Walking into The Grill on the Alley on a cold, rainy, and blustery evening felt like stepping onto an island of calm. Chef Daniel, who works this restaurant as if he were entertaining his friends at home, greeted us and led us to a quiet booth with a full view of the restaurant. The décor resembled an uptown steak house, with black and white deco inspired details, soft lighting, waiters in white dinner jackets, helpful and attentive, but not obtrusive.
But, let’s get to the food, which surprised us on several counts.

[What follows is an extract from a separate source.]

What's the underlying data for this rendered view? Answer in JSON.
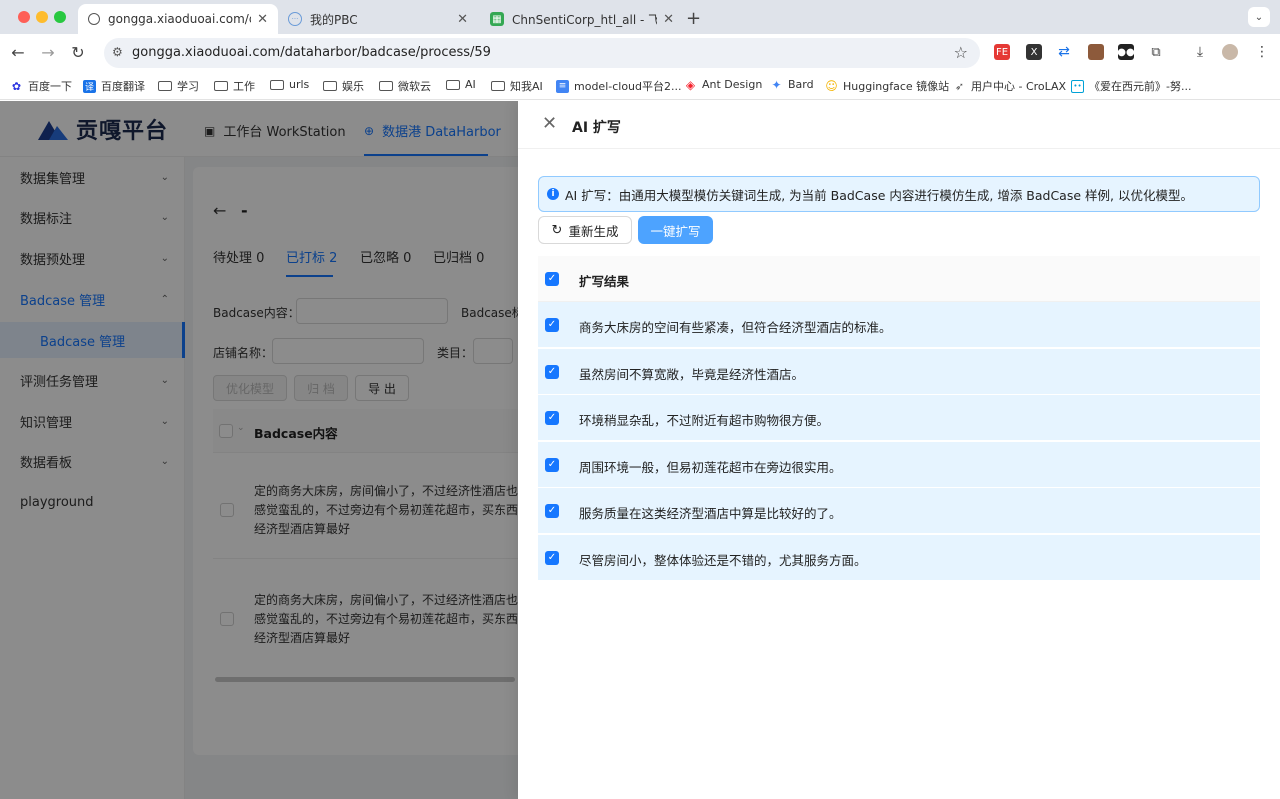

The Dallas branch of The Grill on the Alley opened in 2006 at the Galleria Dallas. The Grill specializes in prime steaks and chops, but the seafood was some of the best we’ve had in town, which is saying a lot because as land-locked Dallas prides itself on great seafood.
We started with the grilled seafood appetizer — a trio of grilled shrimp, jumbo lump crab cake and pan-seared sea scallops with an orange fennel beurre blanc ($16.50). The shrimp was cooked perfectly, tender and crisp, and slightly smoky from the grill. The delicately seasoned and lightly sautéed all-meat-no crab cakes were most delicious ones I’ve ever eaten, anywhere, even in Chesapeake Bay. Its beurre blanc was a sweet and buttery addition, not too overpowering.
The butternut squash soup ($6.75) was thick and hearty, with a touch of ginger that added an earthy zest to the sweetness of the squash.The warm crusty sourdough bread was served with lightly salted butter.
The 16-ounce aged prime New York pepper steak came topped with cracked pepper, bacon, and caramelized onions ($43.75), perfect toppings. Although the huge portion of beef was tender and enough for two hearty eaters, it was slightly overcooked, more medium not medium-rare as we ordered. Chef Daniel suggested a Bin 54 zinfandel to go with the steak that was medium bodied and slightly spicy, a lovely pairing.
The pan-seared sweet Idaho trout filet almandine ($21.75) was lightly dusted with flour, then seared to a golden brown. It was served with tender leaves of spinach sautéed with garlic, and the house specialty, macaroni and cheese – a blend of three cheeses, mushrooms, and double smoked bacon ($8.50).
For dessert, we had “The Grill” fudge brownie pie ($8.00) topped with vanilla ice cream, warm caramel and chocolate sauce and candied pecans, a sinful delight! The homemade key lime custard pie ($8.00), with graham cracker crust was served whipped heavy cream, lime zest and raspberry puree – a sweeteness that balanced the tart and tangy key lime custard.
I recommended The Grill on the Alley highly – as overall, it was a fine dining experience, and one that I hope to enjoy again soon.
– special correspondent Stephanie Amsel
The Grill on the Alley
13270 Dallas Pkwy
Dallas, TX 75240